The new Domestic Abuse Act came into law in 2021 and has been praised as creating significant new protections for victims of domestic abuse. Among other things, it has created a list of specific new offences, created the role of Domestic Abuse Commissioner (whose job it is to come up with new plans to combat domestic abuse, as well as raising awareness of this important issue), and finally defined, once and for all, what is considered domestic abuse under the law. So what are the changes that have been made, and what more needs to be done now to ensure that victims of domestic abuse are properly looked after by the law?
Economic abuse is now defined as a separate act of domestic abuse. It is defined as “any behaviour that has a substantial adverse effect on [the other person’s] ability to acquire, use or maintain money or other property, or [to] obtain goods or services”. For example, if a partner is controlling the victim’s access to their own money, running up debts in their name, or spending large sums of joint money without their consent, these may now be classified as economic abuse.
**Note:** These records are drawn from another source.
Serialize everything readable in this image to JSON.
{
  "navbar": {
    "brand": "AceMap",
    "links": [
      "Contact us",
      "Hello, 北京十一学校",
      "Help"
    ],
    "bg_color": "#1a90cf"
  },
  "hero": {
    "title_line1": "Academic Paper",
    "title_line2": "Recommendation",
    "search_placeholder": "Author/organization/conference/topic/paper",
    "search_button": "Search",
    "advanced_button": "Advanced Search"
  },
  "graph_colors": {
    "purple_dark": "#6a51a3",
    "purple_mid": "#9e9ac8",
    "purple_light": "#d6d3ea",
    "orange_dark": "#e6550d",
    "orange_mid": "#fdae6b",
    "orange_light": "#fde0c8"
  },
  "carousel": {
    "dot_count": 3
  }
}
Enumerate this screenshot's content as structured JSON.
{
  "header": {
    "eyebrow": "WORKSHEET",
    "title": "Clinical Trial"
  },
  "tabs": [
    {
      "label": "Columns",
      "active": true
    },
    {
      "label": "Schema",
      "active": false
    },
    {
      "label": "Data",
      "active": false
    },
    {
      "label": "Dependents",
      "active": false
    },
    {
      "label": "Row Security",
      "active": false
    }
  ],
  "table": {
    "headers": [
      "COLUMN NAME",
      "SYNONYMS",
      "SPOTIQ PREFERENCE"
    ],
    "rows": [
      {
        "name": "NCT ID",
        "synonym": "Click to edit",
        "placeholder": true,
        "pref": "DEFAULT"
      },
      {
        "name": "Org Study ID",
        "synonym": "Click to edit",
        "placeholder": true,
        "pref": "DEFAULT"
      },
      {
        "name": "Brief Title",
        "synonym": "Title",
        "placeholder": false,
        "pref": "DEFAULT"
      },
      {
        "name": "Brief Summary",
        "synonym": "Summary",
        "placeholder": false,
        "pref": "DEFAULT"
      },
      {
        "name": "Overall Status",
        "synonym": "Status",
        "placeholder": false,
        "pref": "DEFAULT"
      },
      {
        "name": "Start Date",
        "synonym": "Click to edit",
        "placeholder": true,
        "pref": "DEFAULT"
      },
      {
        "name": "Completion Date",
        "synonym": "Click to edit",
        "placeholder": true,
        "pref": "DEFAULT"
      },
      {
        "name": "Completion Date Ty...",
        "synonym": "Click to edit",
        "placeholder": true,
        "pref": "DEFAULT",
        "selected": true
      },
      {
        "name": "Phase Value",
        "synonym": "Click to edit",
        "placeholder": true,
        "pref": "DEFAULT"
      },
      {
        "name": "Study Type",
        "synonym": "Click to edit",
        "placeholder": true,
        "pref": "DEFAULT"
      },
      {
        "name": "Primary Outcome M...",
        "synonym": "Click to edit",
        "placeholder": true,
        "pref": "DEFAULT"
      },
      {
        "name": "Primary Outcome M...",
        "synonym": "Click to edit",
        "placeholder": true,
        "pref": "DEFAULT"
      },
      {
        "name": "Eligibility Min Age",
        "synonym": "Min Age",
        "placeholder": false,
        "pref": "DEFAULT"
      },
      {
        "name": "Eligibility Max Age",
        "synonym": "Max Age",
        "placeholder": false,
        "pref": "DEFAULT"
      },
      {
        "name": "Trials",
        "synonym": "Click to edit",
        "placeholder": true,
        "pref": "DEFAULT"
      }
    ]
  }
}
Domestic Abuse Commissioner
This role is currently filled by Nicole Jacobs, who has many years of experience working with domestic abuse charities, and whose job it is to be an independent advocate for victims of abuse. Having this dedicated and independent position will shine a light on the problem of domestic abuse and the treatment of its victims. This will hopefully lead to better, fairer outcomes for victims
There is now a guarantee that victims will be entitled to special measures when appearing in court. The testimony of victims of domestic abuse will be seen as weaker if special measures are not granted. These measures include giving evidence from behind a screen or via video link, and separate waiting rooms for both parties. Cross-examination of the victim by the alleged abuser will now be banned, ending what has long been considered one of the most controversial practices in the Family Courts. Victims should now feel more confident about getting the protection they need when taking their partner to Court
A number of new offences have now been introduced. These include:
controlling and coercive behaviour within a family relationship (e.g. isolating victims from others, monitoring their actions, or controlling their day-to-day activities)
disclosure or threat of disclosure of private sexual photographs or videos (e.g. revenge porn)
- non-fatal strangulation (e.g. choking). The “rough sex defence”, e.g. choking during sex that leads to serious injury or worse) will no longer be a defence against an offence of this nature
Although a definition of domestic abuse has now been enshrined in law, this is only of help if guidance is given to legal practitioners and Judges as to how and when it can be used as part of any given case. Many of these cases are often not black and white, as there is a grey area around whether an allegation of abuse constitutes abusive behaviour, and if so to what degree
Further amendments and additions to the Act are in progress: the replacement of Non-Molestation and Occupation Orders with the more streamlined Domestic Abuse Protection Notice and Order. This should make applying for an injunction against an abusive partner contacting you or entering your home more straightforward.
In essence, this new legislation is a meaningful and encouraging move towards resolving the problem of domestic abuse being misunderstood and under-represented by both the public and the Courts.
If you require legal advice regarding an abusive relationship, please do not hesitate to contact a solicitor, who will be able to take you through the changes to the law in more detail and let you know where you stand.